Graduates are incentivised to stay on the dole, claims recent graduate Mark Duffy.
The 23-year-old from Ballina says young people are "stuck between a rock and a hard place" when it comes to securing a decent job with lasting prospects.
He says the cost of learning how to drive and getting a car is another barrier.
After completing his business degree at the Galway Mayo Institute last year, Mark (right) - the second youngest of 13 children - said his "most realistic options" were emigration or the Government's JobBridge scheme.
"I wanted to get into marketing or management, but they always look for experience, which is something that you usually don't have when you are a graduate," he says.
After his parents invested tens of thousands in his education, Mark says they would have faced another year of outlays to cover "sky-high" rents in Dublin, Galway or Cork and food costs if he had taken up an internship.
Mark refused to put a further financial burden on his family. He and three friends decided to go travelling instead.
"There's no comparison with the opportunities in Australia compared to Ireland.
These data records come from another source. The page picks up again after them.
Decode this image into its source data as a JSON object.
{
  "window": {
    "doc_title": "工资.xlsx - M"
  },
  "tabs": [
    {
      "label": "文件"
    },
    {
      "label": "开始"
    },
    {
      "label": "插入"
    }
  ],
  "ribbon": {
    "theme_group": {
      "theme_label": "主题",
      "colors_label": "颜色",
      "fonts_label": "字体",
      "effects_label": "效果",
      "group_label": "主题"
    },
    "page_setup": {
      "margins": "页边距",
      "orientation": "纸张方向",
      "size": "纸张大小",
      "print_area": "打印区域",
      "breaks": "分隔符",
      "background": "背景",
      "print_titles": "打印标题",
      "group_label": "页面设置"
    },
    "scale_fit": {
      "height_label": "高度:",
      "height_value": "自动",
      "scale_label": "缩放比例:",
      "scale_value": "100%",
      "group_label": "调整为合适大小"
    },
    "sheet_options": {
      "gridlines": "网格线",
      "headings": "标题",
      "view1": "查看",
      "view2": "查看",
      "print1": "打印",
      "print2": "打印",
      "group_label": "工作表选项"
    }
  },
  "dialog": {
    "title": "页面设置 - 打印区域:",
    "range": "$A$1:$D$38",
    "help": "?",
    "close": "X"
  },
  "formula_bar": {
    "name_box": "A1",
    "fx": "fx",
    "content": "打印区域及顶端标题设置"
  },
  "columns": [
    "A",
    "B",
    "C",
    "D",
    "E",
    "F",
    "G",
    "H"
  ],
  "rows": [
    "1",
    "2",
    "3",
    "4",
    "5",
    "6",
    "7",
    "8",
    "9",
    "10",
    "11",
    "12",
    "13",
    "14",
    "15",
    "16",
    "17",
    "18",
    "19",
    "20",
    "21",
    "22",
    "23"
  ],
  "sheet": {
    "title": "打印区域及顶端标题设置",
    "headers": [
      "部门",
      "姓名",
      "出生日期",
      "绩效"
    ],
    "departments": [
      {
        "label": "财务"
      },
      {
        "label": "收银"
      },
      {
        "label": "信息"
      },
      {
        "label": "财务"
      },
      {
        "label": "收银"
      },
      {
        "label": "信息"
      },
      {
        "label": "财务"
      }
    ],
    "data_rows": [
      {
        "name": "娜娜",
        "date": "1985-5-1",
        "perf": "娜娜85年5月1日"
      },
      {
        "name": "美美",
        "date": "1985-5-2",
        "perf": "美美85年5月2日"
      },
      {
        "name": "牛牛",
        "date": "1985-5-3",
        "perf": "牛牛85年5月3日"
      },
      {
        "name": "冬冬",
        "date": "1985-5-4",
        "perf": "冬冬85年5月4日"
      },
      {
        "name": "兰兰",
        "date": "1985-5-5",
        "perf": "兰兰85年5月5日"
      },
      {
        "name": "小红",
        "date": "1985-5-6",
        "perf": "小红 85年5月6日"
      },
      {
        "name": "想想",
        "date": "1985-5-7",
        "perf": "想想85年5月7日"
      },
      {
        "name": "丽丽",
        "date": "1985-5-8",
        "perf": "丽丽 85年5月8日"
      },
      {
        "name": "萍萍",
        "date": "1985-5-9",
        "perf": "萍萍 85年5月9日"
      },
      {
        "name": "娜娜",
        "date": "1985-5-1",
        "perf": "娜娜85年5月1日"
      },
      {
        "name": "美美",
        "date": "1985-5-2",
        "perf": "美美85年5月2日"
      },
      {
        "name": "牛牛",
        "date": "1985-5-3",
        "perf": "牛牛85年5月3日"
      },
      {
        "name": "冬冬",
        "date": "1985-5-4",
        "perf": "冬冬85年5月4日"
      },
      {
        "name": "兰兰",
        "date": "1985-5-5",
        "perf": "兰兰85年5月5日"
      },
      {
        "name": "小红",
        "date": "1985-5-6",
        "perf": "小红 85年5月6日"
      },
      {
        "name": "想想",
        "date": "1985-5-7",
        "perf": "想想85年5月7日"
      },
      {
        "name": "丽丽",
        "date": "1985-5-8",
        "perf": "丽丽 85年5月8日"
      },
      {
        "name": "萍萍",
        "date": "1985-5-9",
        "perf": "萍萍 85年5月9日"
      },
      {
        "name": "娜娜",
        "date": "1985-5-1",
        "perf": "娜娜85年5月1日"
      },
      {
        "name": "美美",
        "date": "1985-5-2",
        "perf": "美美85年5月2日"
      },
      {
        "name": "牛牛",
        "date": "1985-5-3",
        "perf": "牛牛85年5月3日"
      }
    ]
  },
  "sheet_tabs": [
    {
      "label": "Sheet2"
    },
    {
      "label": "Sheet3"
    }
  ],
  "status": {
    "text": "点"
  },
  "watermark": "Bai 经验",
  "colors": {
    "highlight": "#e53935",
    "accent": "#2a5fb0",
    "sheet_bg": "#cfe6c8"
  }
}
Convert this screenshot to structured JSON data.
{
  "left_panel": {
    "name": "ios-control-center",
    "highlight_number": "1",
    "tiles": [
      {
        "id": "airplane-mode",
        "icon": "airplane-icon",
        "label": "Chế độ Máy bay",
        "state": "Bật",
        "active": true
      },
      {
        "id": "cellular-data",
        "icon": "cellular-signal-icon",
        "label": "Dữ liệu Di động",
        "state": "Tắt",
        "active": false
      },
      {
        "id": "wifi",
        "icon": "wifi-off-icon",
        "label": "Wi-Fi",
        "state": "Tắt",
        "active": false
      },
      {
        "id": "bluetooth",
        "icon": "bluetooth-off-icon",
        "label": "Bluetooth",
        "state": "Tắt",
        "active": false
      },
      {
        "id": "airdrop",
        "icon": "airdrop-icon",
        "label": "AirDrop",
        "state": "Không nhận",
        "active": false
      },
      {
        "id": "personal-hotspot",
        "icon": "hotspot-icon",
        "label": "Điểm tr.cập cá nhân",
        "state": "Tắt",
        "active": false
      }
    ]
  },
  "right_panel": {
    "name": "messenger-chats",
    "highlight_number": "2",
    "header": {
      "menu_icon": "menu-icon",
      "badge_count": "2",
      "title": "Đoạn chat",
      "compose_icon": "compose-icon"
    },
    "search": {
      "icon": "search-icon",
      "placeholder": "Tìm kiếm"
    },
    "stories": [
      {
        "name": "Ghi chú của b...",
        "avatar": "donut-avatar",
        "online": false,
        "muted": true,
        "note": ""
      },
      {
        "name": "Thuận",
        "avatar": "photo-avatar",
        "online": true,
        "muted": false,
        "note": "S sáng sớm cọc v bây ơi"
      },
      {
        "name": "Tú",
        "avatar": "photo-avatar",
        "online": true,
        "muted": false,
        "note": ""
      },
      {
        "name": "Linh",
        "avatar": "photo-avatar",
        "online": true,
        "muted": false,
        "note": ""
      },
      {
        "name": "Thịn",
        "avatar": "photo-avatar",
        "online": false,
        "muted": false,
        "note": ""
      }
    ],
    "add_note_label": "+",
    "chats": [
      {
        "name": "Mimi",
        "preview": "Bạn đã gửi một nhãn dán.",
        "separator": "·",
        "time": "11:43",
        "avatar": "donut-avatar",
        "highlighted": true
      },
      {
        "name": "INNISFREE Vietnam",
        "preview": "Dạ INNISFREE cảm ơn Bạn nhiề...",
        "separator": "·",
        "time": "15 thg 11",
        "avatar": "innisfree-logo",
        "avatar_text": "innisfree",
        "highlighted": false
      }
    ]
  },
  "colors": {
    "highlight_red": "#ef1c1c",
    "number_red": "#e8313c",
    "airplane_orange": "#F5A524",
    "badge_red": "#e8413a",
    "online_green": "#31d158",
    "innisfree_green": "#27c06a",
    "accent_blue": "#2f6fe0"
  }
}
Five days after arriving in Perth, we all landed well-paid jobs," he says.
Four months ago, Mark returned home to Mayo and is surviving on social welfare of €100 a week.
Although he is proactive in applying for jobs, playing GAA and soccer and volunteering as a youth activist with the National Youth Council of Ireland, he thinks going back to college is his only way forward.
"I'm almost incentivised to wait nine months on the dole and then go back as a mature student, but afterwards my education will probably mean more abroad," he says.